The link between the Petrie collection and Egypt is pretty obvious, founded in 1892 the collection incorporates roughly 80,000 Egyptian and Sudanese objects ranging from human remains to socks. The collection is still viewed and used by thousands of visitors a year, but I am intrigued by the Victorian audience, what would they have made of this collection? More precisely I am researching the animals on display in the Petrie collection and how they may have been received and the vibrant history they were thrust into when brought to London. This series of 7 blogs will include material from the Petrie collection and archive, as well as some cross-collection references.
Specimen #1: The Hippopotamus

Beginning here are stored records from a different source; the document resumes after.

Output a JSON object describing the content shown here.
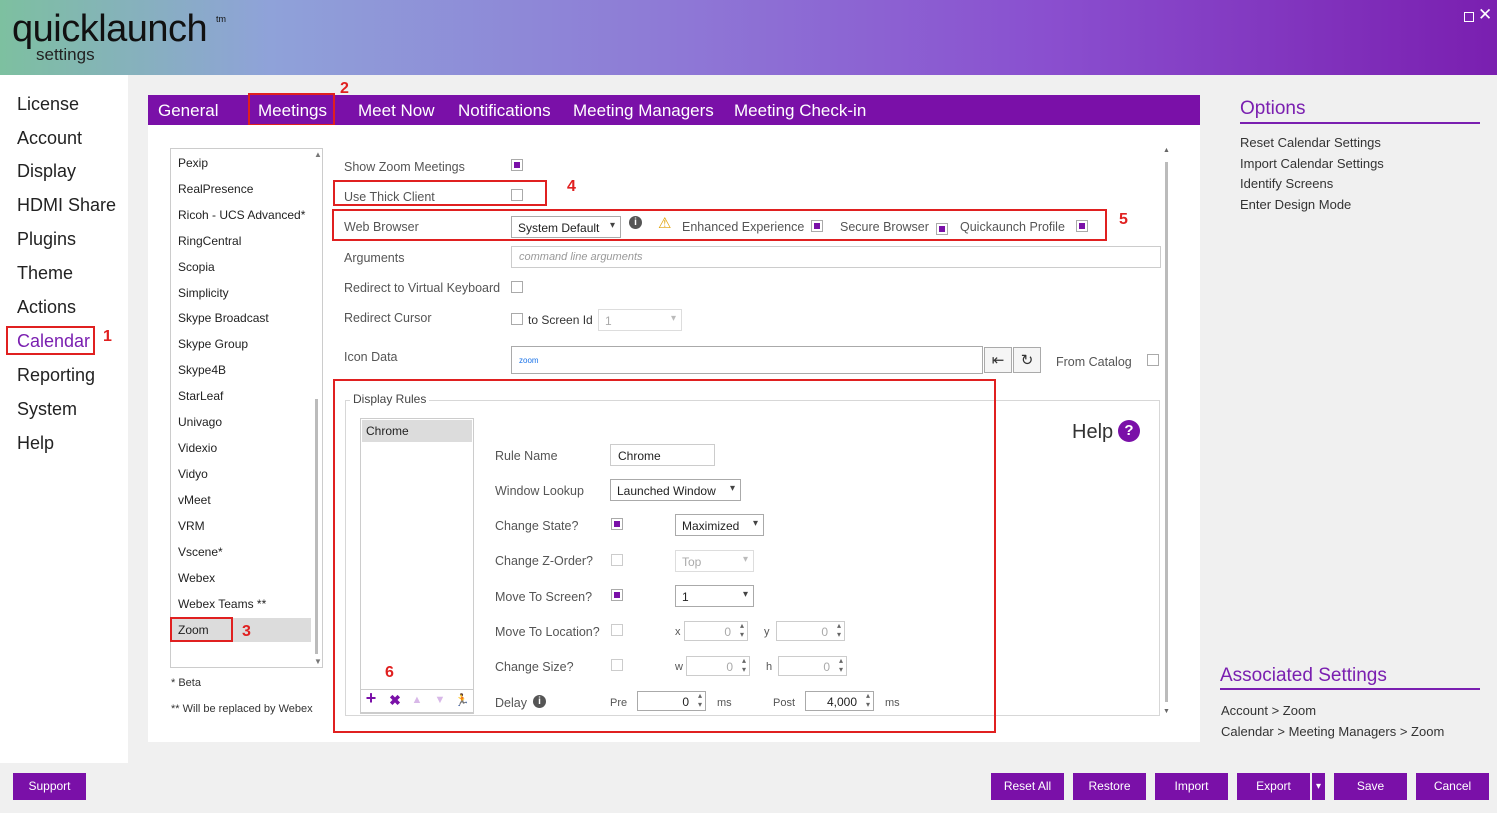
{
  "app": {
    "logo": "quicklaunch",
    "logo_tm": "tm",
    "logo_sub": "settings"
  },
  "window": {
    "maximize_icon": "maximize-icon",
    "close_icon": "close-icon",
    "close_glyph": "✕"
  },
  "nav": {
    "items": [
      {
        "label": "License"
      },
      {
        "label": "Account"
      },
      {
        "label": "Display"
      },
      {
        "label": "HDMI Share"
      },
      {
        "label": "Plugins"
      },
      {
        "label": "Theme"
      },
      {
        "label": "Actions"
      },
      {
        "label": "Calendar"
      },
      {
        "label": "Reporting"
      },
      {
        "label": "System"
      },
      {
        "label": "Help"
      }
    ],
    "active": "Calendar"
  },
  "tabs": [
    {
      "label": "General"
    },
    {
      "label": "Meetings"
    },
    {
      "label": "Meet Now"
    },
    {
      "label": "Notifications"
    },
    {
      "label": "Meeting Managers"
    },
    {
      "label": "Meeting Check-in"
    }
  ],
  "providers": {
    "items": [
      "Pexip",
      "RealPresence",
      "Ricoh - UCS Advanced*",
      "RingCentral",
      "Scopia",
      "Simplicity",
      "Skype Broadcast",
      "Skype Group",
      "Skype4B",
      "StarLeaf",
      "Univago",
      "Videxio",
      "Vidyo",
      "vMeet",
      "VRM",
      "Vscene*",
      "Webex",
      "Webex Teams **",
      "Zoom"
    ],
    "selected": "Zoom",
    "notes": {
      "beta": "* Beta",
      "replaced": "** Will be replaced by Webex"
    }
  },
  "form": {
    "show_zoom_meetings": {
      "label": "Show Zoom Meetings",
      "checked": true
    },
    "use_thick_client": {
      "label": "Use Thick Client",
      "checked": false
    },
    "web_browser": {
      "label": "Web Browser",
      "value": "System Default"
    },
    "enhanced_experience": {
      "label": "Enhanced Experience",
      "checked": true
    },
    "secure_browser": {
      "label": "Secure Browser",
      "checked": true
    },
    "quicklaunch_profile": {
      "label": "Quickaunch Profile",
      "checked": true
    },
    "arguments": {
      "label": "Arguments",
      "placeholder": "command line arguments"
    },
    "redirect_keyboard": {
      "label": "Redirect to Virtual Keyboard",
      "checked": false
    },
    "redirect_cursor": {
      "label": "Redirect Cursor",
      "to_screen_label": "to Screen Id",
      "screen_value": "1"
    },
    "icon_data": {
      "label": "Icon Data",
      "value": "zoom"
    },
    "from_catalog": {
      "label": "From Catalog",
      "checked": false
    }
  },
  "display_rules": {
    "title": "Display Rules",
    "rules": [
      "Chrome"
    ],
    "rule_name": {
      "label": "Rule Name",
      "value": "Chrome"
    },
    "window_lookup": {
      "label": "Window Lookup",
      "value": "Launched Window"
    },
    "change_state": {
      "label": "Change State?",
      "checked": true,
      "value": "Maximized"
    },
    "change_z": {
      "label": "Change Z-Order?",
      "checked": false,
      "value": "Top"
    },
    "move_screen": {
      "label": "Move To Screen?",
      "checked": true,
      "value": "1"
    },
    "move_location": {
      "label": "Move To Location?",
      "checked": false,
      "x_label": "x",
      "x": "0",
      "y_label": "y",
      "y": "0"
    },
    "change_size": {
      "label": "Change Size?",
      "checked": false,
      "w_label": "w",
      "w": "0",
      "h_label": "h",
      "h": "0"
    },
    "delay": {
      "label": "Delay",
      "pre_label": "Pre",
      "pre": "0",
      "post_label": "Post",
      "post": "4,000",
      "unit": "ms"
    },
    "tools": {
      "add": "+",
      "remove": "✖",
      "up": "▲",
      "down": "▼",
      "run": "🏃"
    }
  },
  "help": {
    "label": "Help",
    "glyph": "?"
  },
  "options": {
    "title": "Options",
    "items": [
      "Reset Calendar Settings",
      "Import Calendar Settings",
      "Identify Screens",
      "Enter Design Mode"
    ]
  },
  "associated": {
    "title": "Associated Settings",
    "items": [
      "Account > Zoom",
      "Calendar > Meeting Managers > Zoom"
    ]
  },
  "annotations": [
    "1",
    "2",
    "3",
    "4",
    "5",
    "6"
  ],
  "buttons": {
    "support": "Support",
    "reset_all": "Reset All",
    "restore": "Restore",
    "import": "Import",
    "export": "Export",
    "export_menu": "▾",
    "save": "Save",
    "cancel": "Cancel"
  },
  "colors": {
    "accent": "#7a10a8",
    "annotation": "#e02020"
  }
}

The name comes from the Greek (ἱπποπόταμος) meaning river horse, personally I see it more as an oversized pig, but hey who am I to argue with the Greeks, these aquatic equestrians are a common feature of children’s media and the Africa vista. Egypt is the northern-most point that the Hippo is found naturally, gallivanting around in the Nile’s cooling waters.